**Working data**
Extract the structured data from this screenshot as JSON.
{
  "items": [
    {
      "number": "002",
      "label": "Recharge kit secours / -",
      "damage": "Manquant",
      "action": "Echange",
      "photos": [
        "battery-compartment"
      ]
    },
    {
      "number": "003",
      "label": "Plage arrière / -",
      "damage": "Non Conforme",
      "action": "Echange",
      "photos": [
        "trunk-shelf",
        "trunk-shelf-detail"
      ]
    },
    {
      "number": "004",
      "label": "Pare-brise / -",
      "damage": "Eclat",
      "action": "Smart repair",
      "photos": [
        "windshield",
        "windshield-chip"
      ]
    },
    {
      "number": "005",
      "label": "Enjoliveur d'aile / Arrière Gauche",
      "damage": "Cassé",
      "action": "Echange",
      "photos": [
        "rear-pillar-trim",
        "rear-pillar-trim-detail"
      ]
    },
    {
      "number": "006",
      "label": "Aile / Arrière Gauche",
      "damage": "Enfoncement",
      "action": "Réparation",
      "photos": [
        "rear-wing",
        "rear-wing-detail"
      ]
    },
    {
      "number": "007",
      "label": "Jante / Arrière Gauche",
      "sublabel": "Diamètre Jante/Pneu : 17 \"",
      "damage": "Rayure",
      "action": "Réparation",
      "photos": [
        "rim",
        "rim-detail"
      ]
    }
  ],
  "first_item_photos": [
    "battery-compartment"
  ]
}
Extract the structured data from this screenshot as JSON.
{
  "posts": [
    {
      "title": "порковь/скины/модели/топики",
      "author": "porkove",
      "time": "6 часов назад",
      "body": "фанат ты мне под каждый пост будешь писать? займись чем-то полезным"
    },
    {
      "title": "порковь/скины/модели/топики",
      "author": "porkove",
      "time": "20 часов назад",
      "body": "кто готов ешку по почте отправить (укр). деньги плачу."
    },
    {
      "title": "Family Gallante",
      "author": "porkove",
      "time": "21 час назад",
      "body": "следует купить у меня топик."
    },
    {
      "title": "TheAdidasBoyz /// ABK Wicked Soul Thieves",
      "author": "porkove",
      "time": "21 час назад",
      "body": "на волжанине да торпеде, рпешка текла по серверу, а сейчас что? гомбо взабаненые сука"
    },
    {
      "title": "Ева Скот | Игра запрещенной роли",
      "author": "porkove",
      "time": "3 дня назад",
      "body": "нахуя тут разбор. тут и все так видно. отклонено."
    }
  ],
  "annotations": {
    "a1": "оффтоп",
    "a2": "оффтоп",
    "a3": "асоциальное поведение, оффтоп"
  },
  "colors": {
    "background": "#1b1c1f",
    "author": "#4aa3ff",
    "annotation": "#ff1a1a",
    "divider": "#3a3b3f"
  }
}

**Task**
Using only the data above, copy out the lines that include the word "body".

**Answer box**
      "body": "фанат ты мне под каждый пост будешь писать? займись чем-то полезным"
      "body": "кто готов ешку по почте отправить (укр). деньги плачу."
      "body": "следует купить у меня топик."
      "body": "на волжанине да торпеде, рпешка текла по серверу, а сейчас что? гомбо взабаненые сука"
      "body": "нахуя тут разбор. тут и все так видно. отклонено."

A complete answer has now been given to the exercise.